Exercise details: For this exercise, repeat the records below exactly and omit every picture.

Data shown:
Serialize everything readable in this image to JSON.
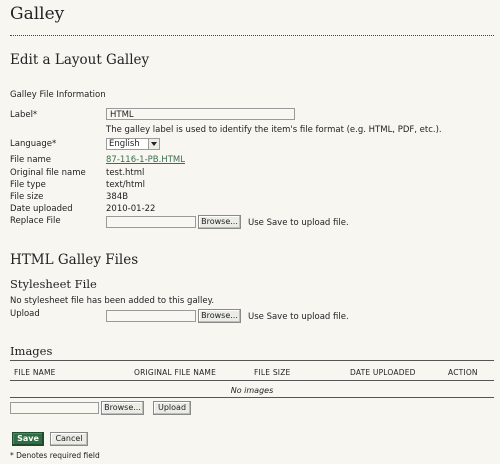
{
  "page": {
    "title": "Galley"
  },
  "edit": {
    "heading": "Edit a Layout Galley",
    "section_label": "Galley File Information",
    "label_label": "Label*",
    "label_value": "HTML",
    "label_help": "The galley label is used to identify the item's file format (e.g. HTML, PDF, etc.).",
    "language_label": "Language*",
    "language_value": "English",
    "file_name_label": "File name",
    "file_name_value": "87-116-1-PB.HTML",
    "original_file_name_label": "Original file name",
    "original_file_name_value": "test.html",
    "file_type_label": "File type",
    "file_type_value": "text/html",
    "file_size_label": "File size",
    "file_size_value": "384B",
    "date_uploaded_label": "Date uploaded",
    "date_uploaded_value": "2010-01-22",
    "replace_file_label": "Replace File",
    "browse_label": "Browse...",
    "replace_hint": "Use Save to upload file."
  },
  "html_galley": {
    "heading": "HTML Galley Files",
    "stylesheet_heading": "Stylesheet File",
    "stylesheet_note": "No stylesheet file has been added to this galley.",
    "upload_label": "Upload",
    "browse_label": "Browse...",
    "upload_hint": "Use Save to upload file."
  },
  "images": {
    "heading": "Images",
    "columns": [
      "FILE NAME",
      "ORIGINAL FILE NAME",
      "FILE SIZE",
      "DATE UPLOADED",
      "ACTION"
    ],
    "empty_text": "No images",
    "browse_label": "Browse...",
    "upload_label": "Upload"
  },
  "actions": {
    "save_label": "Save",
    "cancel_label": "Cancel"
  },
  "footer": {
    "required_note": "* Denotes required field"
  }
}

Output for this task:
Serialize everything readable in this image to JSON.
{
  "page": {
    "title": "Galley"
  },
  "edit": {
    "heading": "Edit a Layout Galley",
    "section_label": "Galley File Information",
    "label_label": "Label*",
    "label_value": "HTML",
    "label_help": "The galley label is used to identify the item's file format (e.g. HTML, PDF, etc.).",
    "language_label": "Language*",
    "language_value": "English",
    "file_name_label": "File name",
    "file_name_value": "87-116-1-PB.HTML",
    "original_file_name_label": "Original file name",
    "original_file_name_value": "test.html",
    "file_type_label": "File type",
    "file_type_value": "text/html",
    "file_size_label": "File size",
    "file_size_value": "384B",
    "date_uploaded_label": "Date uploaded",
    "date_uploaded_value": "2010-01-22",
    "replace_file_label": "Replace File",
    "browse_label": "Browse...",
    "replace_hint": "Use Save to upload file."
  },
  "html_galley": {
    "heading": "HTML Galley Files",
    "stylesheet_heading": "Stylesheet File",
    "stylesheet_note": "No stylesheet file has been added to this galley.",
    "upload_label": "Upload",
    "browse_label": "Browse...",
    "upload_hint": "Use Save to upload file."
  },
  "images": {
    "heading": "Images",
    "columns": [
      "FILE NAME",
      "ORIGINAL FILE NAME",
      "FILE SIZE",
      "DATE UPLOADED",
      "ACTION"
    ],
    "empty_text": "No images",
    "browse_label": "Browse...",
    "upload_label": "Upload"
  },
  "actions": {
    "save_label": "Save",
    "cancel_label": "Cancel"
  },
  "footer": {
    "required_note": "* Denotes required field"
  }
}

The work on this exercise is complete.